START Input

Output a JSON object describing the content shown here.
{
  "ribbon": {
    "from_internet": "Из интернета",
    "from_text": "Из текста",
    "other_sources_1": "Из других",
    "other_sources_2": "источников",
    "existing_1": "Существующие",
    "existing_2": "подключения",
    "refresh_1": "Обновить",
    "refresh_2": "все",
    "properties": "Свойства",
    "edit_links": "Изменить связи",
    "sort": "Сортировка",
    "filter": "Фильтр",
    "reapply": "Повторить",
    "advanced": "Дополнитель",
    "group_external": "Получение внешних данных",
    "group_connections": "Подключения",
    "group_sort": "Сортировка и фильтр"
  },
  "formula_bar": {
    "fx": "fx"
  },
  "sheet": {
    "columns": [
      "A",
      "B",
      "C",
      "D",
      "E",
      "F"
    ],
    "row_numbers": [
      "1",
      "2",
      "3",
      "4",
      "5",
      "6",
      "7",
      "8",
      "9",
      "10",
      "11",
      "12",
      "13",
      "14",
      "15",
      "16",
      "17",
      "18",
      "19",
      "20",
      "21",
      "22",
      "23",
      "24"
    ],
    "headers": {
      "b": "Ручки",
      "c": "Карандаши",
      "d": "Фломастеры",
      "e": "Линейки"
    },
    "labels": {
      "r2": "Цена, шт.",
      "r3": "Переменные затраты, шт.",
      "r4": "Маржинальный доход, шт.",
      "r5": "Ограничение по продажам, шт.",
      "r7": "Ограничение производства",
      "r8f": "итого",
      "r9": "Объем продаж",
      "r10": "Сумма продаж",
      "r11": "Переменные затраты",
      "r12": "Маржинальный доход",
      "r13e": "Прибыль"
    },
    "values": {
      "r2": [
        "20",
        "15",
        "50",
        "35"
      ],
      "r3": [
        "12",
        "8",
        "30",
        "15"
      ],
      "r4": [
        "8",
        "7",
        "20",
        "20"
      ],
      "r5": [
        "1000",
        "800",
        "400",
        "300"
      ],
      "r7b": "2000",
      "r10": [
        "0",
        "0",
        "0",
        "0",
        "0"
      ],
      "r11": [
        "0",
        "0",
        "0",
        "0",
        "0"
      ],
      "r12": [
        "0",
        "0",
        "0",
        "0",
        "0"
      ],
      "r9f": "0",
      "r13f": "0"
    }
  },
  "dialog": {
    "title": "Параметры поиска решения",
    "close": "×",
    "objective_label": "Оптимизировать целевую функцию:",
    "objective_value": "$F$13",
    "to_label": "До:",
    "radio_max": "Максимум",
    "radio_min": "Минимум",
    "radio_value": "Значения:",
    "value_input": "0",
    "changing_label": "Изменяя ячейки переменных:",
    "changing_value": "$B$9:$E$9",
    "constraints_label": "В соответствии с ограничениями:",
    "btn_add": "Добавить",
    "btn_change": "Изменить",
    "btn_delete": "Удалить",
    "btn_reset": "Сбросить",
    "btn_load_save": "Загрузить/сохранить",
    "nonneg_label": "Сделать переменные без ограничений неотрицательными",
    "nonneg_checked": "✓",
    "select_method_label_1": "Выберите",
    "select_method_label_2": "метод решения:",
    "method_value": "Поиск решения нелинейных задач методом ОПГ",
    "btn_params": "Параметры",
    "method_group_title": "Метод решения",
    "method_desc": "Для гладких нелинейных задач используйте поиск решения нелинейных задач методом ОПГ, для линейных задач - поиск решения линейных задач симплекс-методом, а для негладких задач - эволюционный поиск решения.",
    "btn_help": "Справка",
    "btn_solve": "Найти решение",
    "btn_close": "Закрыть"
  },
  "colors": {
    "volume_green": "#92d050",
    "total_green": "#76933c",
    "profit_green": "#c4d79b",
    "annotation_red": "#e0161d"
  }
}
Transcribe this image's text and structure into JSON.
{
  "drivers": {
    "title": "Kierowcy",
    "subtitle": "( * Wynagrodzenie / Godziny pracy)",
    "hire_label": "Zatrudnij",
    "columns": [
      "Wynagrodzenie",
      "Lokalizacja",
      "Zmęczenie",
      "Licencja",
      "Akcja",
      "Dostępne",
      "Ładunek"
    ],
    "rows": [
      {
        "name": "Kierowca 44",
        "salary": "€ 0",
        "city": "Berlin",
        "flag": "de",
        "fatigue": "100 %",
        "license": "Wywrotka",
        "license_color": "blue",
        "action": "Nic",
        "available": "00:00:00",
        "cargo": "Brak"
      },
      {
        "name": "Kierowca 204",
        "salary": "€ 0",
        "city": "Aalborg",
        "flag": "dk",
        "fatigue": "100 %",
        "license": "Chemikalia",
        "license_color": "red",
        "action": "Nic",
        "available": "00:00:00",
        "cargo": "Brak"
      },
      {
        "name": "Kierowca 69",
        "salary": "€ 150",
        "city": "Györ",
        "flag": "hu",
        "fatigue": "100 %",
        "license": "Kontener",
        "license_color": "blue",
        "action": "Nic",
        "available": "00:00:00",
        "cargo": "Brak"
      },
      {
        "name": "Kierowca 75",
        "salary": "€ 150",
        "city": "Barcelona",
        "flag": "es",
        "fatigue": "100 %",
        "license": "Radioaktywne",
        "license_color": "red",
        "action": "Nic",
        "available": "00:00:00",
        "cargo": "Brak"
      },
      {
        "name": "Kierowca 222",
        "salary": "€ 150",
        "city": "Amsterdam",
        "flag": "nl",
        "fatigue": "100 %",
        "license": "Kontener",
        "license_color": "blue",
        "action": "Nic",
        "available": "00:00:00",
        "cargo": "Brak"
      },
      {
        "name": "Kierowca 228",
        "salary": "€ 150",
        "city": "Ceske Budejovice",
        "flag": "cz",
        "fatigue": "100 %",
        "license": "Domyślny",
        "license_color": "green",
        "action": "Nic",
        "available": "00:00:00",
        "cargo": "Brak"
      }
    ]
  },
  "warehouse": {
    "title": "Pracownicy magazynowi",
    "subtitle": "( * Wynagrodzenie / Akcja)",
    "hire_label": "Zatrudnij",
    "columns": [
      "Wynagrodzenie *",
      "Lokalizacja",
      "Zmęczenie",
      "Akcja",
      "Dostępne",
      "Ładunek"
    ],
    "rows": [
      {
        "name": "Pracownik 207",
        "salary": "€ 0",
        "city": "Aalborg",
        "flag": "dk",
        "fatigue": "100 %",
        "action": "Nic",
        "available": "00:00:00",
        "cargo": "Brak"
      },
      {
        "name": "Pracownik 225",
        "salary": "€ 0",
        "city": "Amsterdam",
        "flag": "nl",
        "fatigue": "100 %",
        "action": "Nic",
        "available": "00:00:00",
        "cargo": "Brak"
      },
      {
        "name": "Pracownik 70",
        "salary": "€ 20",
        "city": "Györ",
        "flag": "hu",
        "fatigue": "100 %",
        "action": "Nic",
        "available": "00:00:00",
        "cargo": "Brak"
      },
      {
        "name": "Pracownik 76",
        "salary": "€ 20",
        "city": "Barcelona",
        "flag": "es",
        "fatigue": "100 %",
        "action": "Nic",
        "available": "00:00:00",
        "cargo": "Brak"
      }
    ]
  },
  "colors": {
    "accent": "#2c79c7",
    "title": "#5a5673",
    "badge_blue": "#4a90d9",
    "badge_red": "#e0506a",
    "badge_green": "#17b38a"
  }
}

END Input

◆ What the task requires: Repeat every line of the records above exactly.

◆ Response area:
Output a JSON object describing the content shown here.
{
  "ribbon": {
    "from_internet": "Из интернета",
    "from_text": "Из текста",
    "other_sources_1": "Из других",
    "other_sources_2": "источников",
    "existing_1": "Существующие",
    "existing_2": "подключения",
    "refresh_1": "Обновить",
    "refresh_2": "все",
    "properties": "Свойства",
    "edit_links": "Изменить связи",
    "sort": "Сортировка",
    "filter": "Фильтр",
    "reapply": "Повторить",
    "advanced": "Дополнитель",
    "group_external": "Получение внешних данных",
    "group_connections": "Подключения",
    "group_sort": "Сортировка и фильтр"
  },
  "formula_bar": {
    "fx": "fx"
  },
  "sheet": {
    "columns": [
      "A",
      "B",
      "C",
      "D",
      "E",
      "F"
    ],
    "row_numbers": [
      "1",
      "2",
      "3",
      "4",
      "5",
      "6",
      "7",
      "8",
      "9",
      "10",
      "11",
      "12",
      "13",
      "14",
      "15",
      "16",
      "17",
      "18",
      "19",
      "20",
      "21",
      "22",
      "23",
      "24"
    ],
    "headers": {
      "b": "Ручки",
      "c": "Карандаши",
      "d": "Фломастеры",
      "e": "Линейки"
    },
    "labels": {
      "r2": "Цена, шт.",
      "r3": "Переменные затраты, шт.",
      "r4": "Маржинальный доход, шт.",
      "r5": "Ограничение по продажам, шт.",
      "r7": "Ограничение производства",
      "r8f": "итого",
      "r9": "Объем продаж",
      "r10": "Сумма продаж",
      "r11": "Переменные затраты",
      "r12": "Маржинальный доход",
      "r13e": "Прибыль"
    },
    "values": {
      "r2": [
        "20",
        "15",
        "50",
        "35"
      ],
      "r3": [
        "12",
        "8",
        "30",
        "15"
      ],
      "r4": [
        "8",
        "7",
        "20",
        "20"
      ],
      "r5": [
        "1000",
        "800",
        "400",
        "300"
      ],
      "r7b": "2000",
      "r10": [
        "0",
        "0",
        "0",
        "0",
        "0"
      ],
      "r11": [
        "0",
        "0",
        "0",
        "0",
        "0"
      ],
      "r12": [
        "0",
        "0",
        "0",
        "0",
        "0"
      ],
      "r9f": "0",
      "r13f": "0"
    }
  },
  "dialog": {
    "title": "Параметры поиска решения",
    "close": "×",
    "objective_label": "Оптимизировать целевую функцию:",
    "objective_value": "$F$13",
    "to_label": "До:",
    "radio_max": "Максимум",
    "radio_min": "Минимум",
    "radio_value": "Значения:",
    "value_input": "0",
    "changing_label": "Изменяя ячейки переменных:",
    "changing_value": "$B$9:$E$9",
    "constraints_label": "В соответствии с ограничениями:",
    "btn_add": "Добавить",
    "btn_change": "Изменить",
    "btn_delete": "Удалить",
    "btn_reset": "Сбросить",
    "btn_load_save": "Загрузить/сохранить",
    "nonneg_label": "Сделать переменные без ограничений неотрицательными",
    "nonneg_checked": "✓",
    "select_method_label_1": "Выберите",
    "select_method_label_2": "метод решения:",
    "method_value": "Поиск решения нелинейных задач методом ОПГ",
    "btn_params": "Параметры",
    "method_group_title": "Метод решения",
    "method_desc": "Для гладких нелинейных задач используйте поиск решения нелинейных задач методом ОПГ, для линейных задач - поиск решения линейных задач симплекс-методом, а для негладких задач - эволюционный поиск решения.",
    "btn_help": "Справка",
    "btn_solve": "Найти решение",
    "btn_close": "Закрыть"
  },
  "colors": {
    "volume_green": "#92d050",
    "total_green": "#76933c",
    "profit_green": "#c4d79b",
    "annotation_red": "#e0161d"
  }
}
Transcribe this image's text and structure into JSON.
{
  "drivers": {
    "title": "Kierowcy",
    "subtitle": "( * Wynagrodzenie / Godziny pracy)",
    "hire_label": "Zatrudnij",
    "columns": [
      "Wynagrodzenie",
      "Lokalizacja",
      "Zmęczenie",
      "Licencja",
      "Akcja",
      "Dostępne",
      "Ładunek"
    ],
    "rows": [
      {
        "name": "Kierowca 44",
        "salary": "€ 0",
        "city": "Berlin",
        "flag": "de",
        "fatigue": "100 %",
        "license": "Wywrotka",
        "license_color": "blue",
        "action": "Nic",
        "available": "00:00:00",
        "cargo": "Brak"
      },
      {
        "name": "Kierowca 204",
        "salary": "€ 0",
        "city": "Aalborg",
        "flag": "dk",
        "fatigue": "100 %",
        "license": "Chemikalia",
        "license_color": "red",
        "action": "Nic",
        "available": "00:00:00",
        "cargo": "Brak"
      },
      {
        "name": "Kierowca 69",
        "salary": "€ 150",
        "city": "Györ",
        "flag": "hu",
        "fatigue": "100 %",
        "license": "Kontener",
        "license_color": "blue",
        "action": "Nic",
        "available": "00:00:00",
        "cargo": "Brak"
      },
      {
        "name": "Kierowca 75",
        "salary": "€ 150",
        "city": "Barcelona",
        "flag": "es",
        "fatigue": "100 %",
        "license": "Radioaktywne",
        "license_color": "red",
        "action": "Nic",
        "available": "00:00:00",
        "cargo": "Brak"
      },
      {
        "name": "Kierowca 222",
        "salary": "€ 150",
        "city": "Amsterdam",
        "flag": "nl",
        "fatigue": "100 %",
        "license": "Kontener",
        "license_color": "blue",
        "action": "Nic",
        "available": "00:00:00",
        "cargo": "Brak"
      },
      {
        "name": "Kierowca 228",
        "salary": "€ 150",
        "city": "Ceske Budejovice",
        "flag": "cz",
        "fatigue": "100 %",
        "license": "Domyślny",
        "license_color": "green",
        "action": "Nic",
        "available": "00:00:00",
        "cargo": "Brak"
      }
    ]
  },
  "warehouse": {
    "title": "Pracownicy magazynowi",
    "subtitle": "( * Wynagrodzenie / Akcja)",
    "hire_label": "Zatrudnij",
    "columns": [
      "Wynagrodzenie *",
      "Lokalizacja",
      "Zmęczenie",
      "Akcja",
      "Dostępne",
      "Ładunek"
    ],
    "rows": [
      {
        "name": "Pracownik 207",
        "salary": "€ 0",
        "city": "Aalborg",
        "flag": "dk",
        "fatigue": "100 %",
        "action": "Nic",
        "available": "00:00:00",
        "cargo": "Brak"
      },
      {
        "name": "Pracownik 225",
        "salary": "€ 0",
        "city": "Amsterdam",
        "flag": "nl",
        "fatigue": "100 %",
        "action": "Nic",
        "available": "00:00:00",
        "cargo": "Brak"
      },
      {
        "name": "Pracownik 70",
        "salary": "€ 20",
        "city": "Györ",
        "flag": "hu",
        "fatigue": "100 %",
        "action": "Nic",
        "available": "00:00:00",
        "cargo": "Brak"
      },
      {
        "name": "Pracownik 76",
        "salary": "€ 20",
        "city": "Barcelona",
        "flag": "es",
        "fatigue": "100 %",
        "action": "Nic",
        "available": "00:00:00",
        "cargo": "Brak"
      }
    ]
  },
  "colors": {
    "accent": "#2c79c7",
    "title": "#5a5673",
    "badge_blue": "#4a90d9",
    "badge_red": "#e0506a",
    "badge_green": "#17b38a"
  }
}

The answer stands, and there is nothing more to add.